# [DIRECTIONS FOR THIS TASK]
Look for the word "Level" in the records, and copy each line where it appears.

(Dataset rows for apps and sites)
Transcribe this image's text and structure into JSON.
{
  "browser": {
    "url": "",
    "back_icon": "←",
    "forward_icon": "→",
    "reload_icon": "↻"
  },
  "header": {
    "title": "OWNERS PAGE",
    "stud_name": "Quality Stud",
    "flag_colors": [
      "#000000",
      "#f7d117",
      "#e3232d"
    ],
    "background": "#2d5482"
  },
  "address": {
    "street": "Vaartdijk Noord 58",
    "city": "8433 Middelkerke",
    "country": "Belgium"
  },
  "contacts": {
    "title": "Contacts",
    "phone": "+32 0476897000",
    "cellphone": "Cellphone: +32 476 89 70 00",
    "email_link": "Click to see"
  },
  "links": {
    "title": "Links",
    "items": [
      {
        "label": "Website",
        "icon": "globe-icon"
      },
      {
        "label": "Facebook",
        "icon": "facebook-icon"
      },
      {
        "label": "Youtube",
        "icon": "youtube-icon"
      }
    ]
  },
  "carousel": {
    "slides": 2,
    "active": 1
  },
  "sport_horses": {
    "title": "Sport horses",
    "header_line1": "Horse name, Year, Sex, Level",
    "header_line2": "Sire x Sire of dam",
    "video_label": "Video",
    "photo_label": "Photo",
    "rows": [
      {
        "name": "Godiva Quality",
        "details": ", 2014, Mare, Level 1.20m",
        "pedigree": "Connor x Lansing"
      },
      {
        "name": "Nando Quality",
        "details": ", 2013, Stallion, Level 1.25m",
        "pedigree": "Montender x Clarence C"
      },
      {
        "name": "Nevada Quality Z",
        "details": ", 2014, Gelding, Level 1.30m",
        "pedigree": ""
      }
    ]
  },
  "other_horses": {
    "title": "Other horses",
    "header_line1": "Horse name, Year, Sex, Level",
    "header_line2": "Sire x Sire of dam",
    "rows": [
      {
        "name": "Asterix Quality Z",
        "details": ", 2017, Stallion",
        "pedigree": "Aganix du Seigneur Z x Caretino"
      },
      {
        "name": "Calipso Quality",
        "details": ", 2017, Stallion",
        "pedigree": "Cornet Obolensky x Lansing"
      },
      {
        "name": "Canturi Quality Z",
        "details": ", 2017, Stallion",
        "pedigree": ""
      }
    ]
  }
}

# [ANSWER BOX]
    "header_line1": "Horse name, Year, Sex, Level",
        "details": ", 2014, Mare, Level 1.20m",
        "details": ", 2013, Stallion, Level 1.25m",
        "details": ", 2014, Gelding, Level 1.30m",
    "header_line1": "Horse name, Year, Sex, Level",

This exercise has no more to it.